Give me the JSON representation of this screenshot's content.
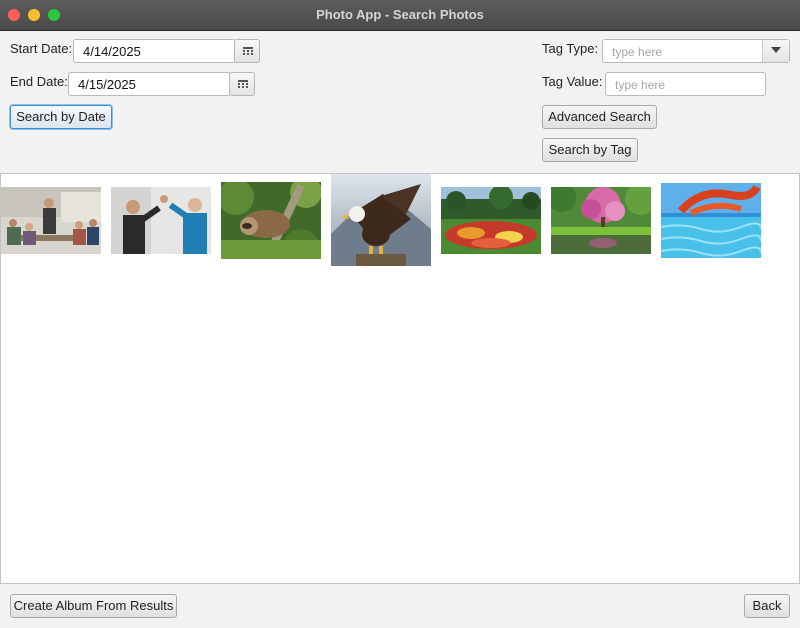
{
  "window": {
    "title": "Photo App - Search Photos"
  },
  "date_search": {
    "start_label": "Start Date:",
    "start_value": "4/14/2025",
    "end_label": "End Date:",
    "end_value": "4/15/2025",
    "search_button": "Search by Date"
  },
  "tag_search": {
    "type_label": "Tag Type:",
    "type_placeholder": "type here",
    "value_label": "Tag Value:",
    "value_placeholder": "type here",
    "advanced_button": "Advanced Search",
    "search_button": "Search by Tag"
  },
  "results": {
    "photos": [
      {
        "subject": "office meeting"
      },
      {
        "subject": "high five"
      },
      {
        "subject": "sloth"
      },
      {
        "subject": "eagle"
      },
      {
        "subject": "flower garden"
      },
      {
        "subject": "pink tree by pond"
      },
      {
        "subject": "water slide"
      }
    ]
  },
  "footer": {
    "create_album_button": "Create Album From Results",
    "back_button": "Back"
  },
  "icons": {
    "calendar": "calendar-icon",
    "dropdown": "chevron-down-icon"
  },
  "colors": {
    "focus": "#3d8ed8",
    "titlebar": "#4f4f4f"
  }
}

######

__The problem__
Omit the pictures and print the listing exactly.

__Solution below__
Give me the JSON representation of this screenshot's content.
{
  "window": {
    "title": "Photo App - Search Photos"
  },
  "date_search": {
    "start_label": "Start Date:",
    "start_value": "4/14/2025",
    "end_label": "End Date:",
    "end_value": "4/15/2025",
    "search_button": "Search by Date"
  },
  "tag_search": {
    "type_label": "Tag Type:",
    "type_placeholder": "type here",
    "value_label": "Tag Value:",
    "value_placeholder": "type here",
    "advanced_button": "Advanced Search",
    "search_button": "Search by Tag"
  },
  "results": {
    "photos": [
      {
        "subject": "office meeting"
      },
      {
        "subject": "high five"
      },
      {
        "subject": "sloth"
      },
      {
        "subject": "eagle"
      },
      {
        "subject": "flower garden"
      },
      {
        "subject": "pink tree by pond"
      },
      {
        "subject": "water slide"
      }
    ]
  },
  "footer": {
    "create_album_button": "Create Album From Results",
    "back_button": "Back"
  },
  "icons": {
    "calendar": "calendar-icon",
    "dropdown": "chevron-down-icon"
  },
  "colors": {
    "focus": "#3d8ed8",
    "titlebar": "#4f4f4f"
  }
}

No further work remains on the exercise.